This Broccoli-Potato Mash Up is a new family favorite. The mash up between these two vegetables does not take any longer to cook than making normal mash potatoes. And, it’s a great way to sneak in an extra vegetable serving. Sure, you could have mashed potatoes and a side of broccoli along side your protein. I do sometimes. But, wait a second. Just imagine your plate with a scoop of Broccoli-Potato Mash Up plus another vegetable like roasted asparagus, simple sauteed green beans, perfect sauteed zucchini, or a salad. You can have three veggie servings instead of just two. That means more fiber, more nutrients, and more satiety!
A Hat Tip to the Irish
The Irish have been mixing potatoes with vegetables like cabbage, spinach, parsnips, and kale for years. It’s called “colcannon” so why not mix other vegetables? This is the perfect solution for picky eaters who wouldn’t otherwise eat those vegetables. I’ve been mixing potato and cauliflower for years.
So, for those really picky eaters in your family, you might want the ratio of potato to be greater than the “other vegetable.” Then as the recipe becomes familiar and is a regular part of the rotation you can slowly change the ratio of potato compared to the “other vegetable.”

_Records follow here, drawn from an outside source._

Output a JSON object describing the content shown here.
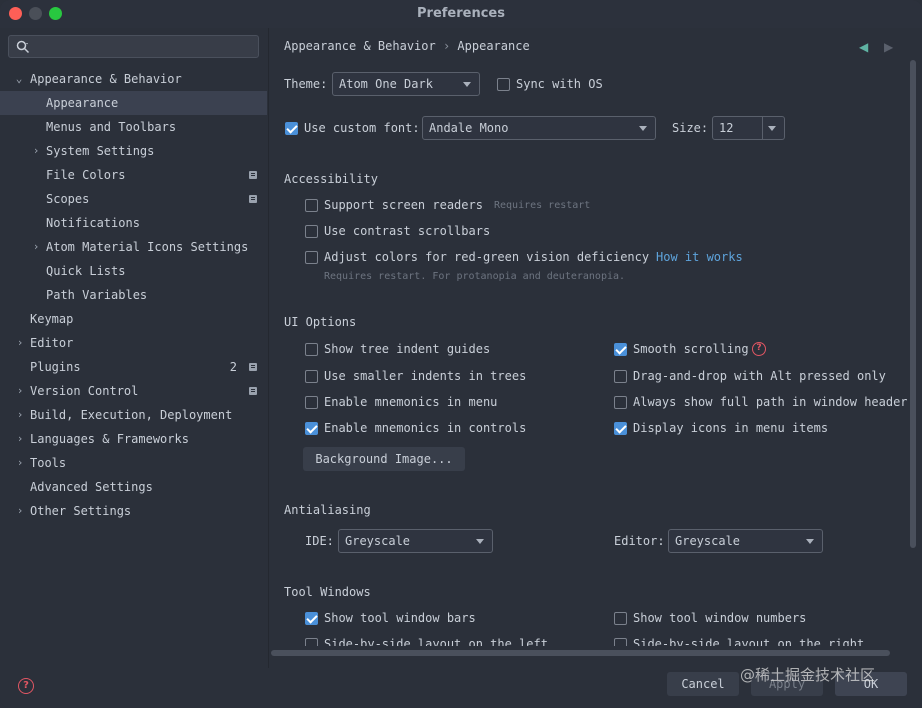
{
  "window": {
    "title": "Preferences"
  },
  "sidebar": {
    "search_placeholder": "",
    "items": [
      {
        "label": "Appearance & Behavior"
      },
      {
        "label": "Appearance"
      },
      {
        "label": "Menus and Toolbars"
      },
      {
        "label": "System Settings"
      },
      {
        "label": "File Colors"
      },
      {
        "label": "Scopes"
      },
      {
        "label": "Notifications"
      },
      {
        "label": "Atom Material Icons Settings"
      },
      {
        "label": "Quick Lists"
      },
      {
        "label": "Path Variables"
      },
      {
        "label": "Keymap"
      },
      {
        "label": "Editor"
      },
      {
        "label": "Plugins",
        "count": "2"
      },
      {
        "label": "Version Control"
      },
      {
        "label": "Build, Execution, Deployment"
      },
      {
        "label": "Languages & Frameworks"
      },
      {
        "label": "Tools"
      },
      {
        "label": "Advanced Settings"
      },
      {
        "label": "Other Settings"
      }
    ]
  },
  "breadcrumb": {
    "parent": "Appearance & Behavior",
    "separator": "›",
    "current": "Appearance"
  },
  "theme": {
    "label": "Theme:",
    "value": "Atom One Dark",
    "sync_label": "Sync with OS",
    "sync_checked": false
  },
  "font": {
    "use_custom_label": "Use custom font:",
    "use_custom_checked": true,
    "value": "Andale Mono",
    "size_label": "Size:",
    "size_value": "12"
  },
  "accessibility": {
    "heading": "Accessibility",
    "screen_readers": "Support screen readers",
    "screen_readers_hint": "Requires restart",
    "contrast_scrollbars": "Use contrast scrollbars",
    "adjust_colors": "Adjust colors for red-green vision deficiency",
    "how_it_works": "How it works",
    "adjust_hint": "Requires restart. For protanopia and deuteranopia."
  },
  "ui_options": {
    "heading": "UI Options",
    "tree_indent": "Show tree indent guides",
    "smaller_indents": "Use smaller indents in trees",
    "mnemonics_menu": "Enable mnemonics in menu",
    "mnemonics_controls": "Enable mnemonics in controls",
    "smooth_scrolling": "Smooth scrolling",
    "drag_drop": "Drag-and-drop with Alt pressed only",
    "full_path": "Always show full path in window header",
    "display_icons": "Display icons in menu items",
    "background_image": "Background Image..."
  },
  "antialiasing": {
    "heading": "Antialiasing",
    "ide_label": "IDE:",
    "ide_value": "Greyscale",
    "editor_label": "Editor:",
    "editor_value": "Greyscale"
  },
  "tool_windows": {
    "heading": "Tool Windows",
    "show_bars": "Show tool window bars",
    "show_numbers": "Show tool window numbers",
    "side_left": "Side-by-side layout on the left",
    "side_right": "Side-by-side layout on the right"
  },
  "buttons": {
    "cancel": "Cancel",
    "apply": "Apply",
    "ok": "OK"
  },
  "watermark": "@稀土掘金技术社区",
  "colors": {
    "accent": "#4a90d9",
    "link": "#5ea4dc",
    "help": "#e05663",
    "selected_bg": "#3b4150"
  }
}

If your family already likes broccoli then you can start at a 50-50 ratio of potato to broccoli. If you are watching your carb intake you might want to experiment with more broccoli than potato.
Is Broccoli Really that Good for You?
Yes! As a cruciferous vegetable, broccoli is known for it’s anticancer properties.
It’s loaded with vitamin C, vitamin K, and polyphenols. Polyphenols act as an antioxidant (that means they keep us from getting “rusty.”)
What you’ll need to make Broccoli-Potato Mash Up
Roughly, equal parts Russet potatoes and broccoli crowns. This recipe is easily scalable—you can make as much or as little as you want. If you have picky eaters who don’t like broccoli you may want to start with 2 or 3 potatoes to 1 smaller crown of broccoli.
1 extra-large Russet potato
1 large broccoli crown
1/4 cup of unsalted butter (half stick) or ghee
1/4 cup (or more) of any “milk” (cow, goat, oat, coconut, almond, etc.)
1 teaspoon salt
Sometimes when I make “smashed” potatoes I leave the skin on, but for this recipe it tastes better if the potato is peeled. Cut the peeled potatoes in 1 1/2 inch cubes and cut up the broccoli into florets.
Get those potatoes into a pot of cool salted water. Make sure the water covers the potatoes by at least two to three inches because you’ll need room to add the broccoli. Once the water comes to a rolling boil, turn the heat down to keep it to a medium boil, and cook the potatoes for 12 minutes to give them a head start. Then add the broccoli and continue boiling the broccoli-potato mixture for another 10 minutes. When a for can easily pierce through the broccoli stem, it’s ready to mash.
Drain the water and get mashing. Go ahead and take out any pent up aggression on the broccoli and potatoes. Add 1/4 cup of butter a 1/4 cup of milk to loosen the consistency and make it creamier. Start with 1/4 cup and add more to taste.
Add salt to taste. Place in a serving bowl with another big dollop of butter (or ghee) so people can see the buttery goodness. You can give it another quick stir before serving. Every time I make this side dish I think of Dr. Seuss and I want to serve it with “green eggs and ham.” It would also make a fun side dish for St. Patrick’s day! Right?
Broccoli-Potato Mash Up
- 1 extra large russet potato
- 1 large broccoli crown
- 1/4 cup butter (or ghee)
- 1/4 cup milk (any milk)
- 1 teaspoon salt
- 1 pinch pepper (optional)
- Peel and cut potatoes in 1 1/2 inch pieces and place in a pot of cool salted water. Water should cover the potatoes by two inches to have room for the broccoli. Place pot on medium-high heat.
- Meanwhile, cut broccoli into florets. Once the water comes to a boil reduce heat to maintain a medium-low boil and cook potatoes for 12 minutes.
- Add broccoli to the pot and continue to cook the potatoes and broccoli for another 10 minutes. When a fork can easily pierce the stem they are ready to mash.
- Drain the water and mash with butter, milk, and salt.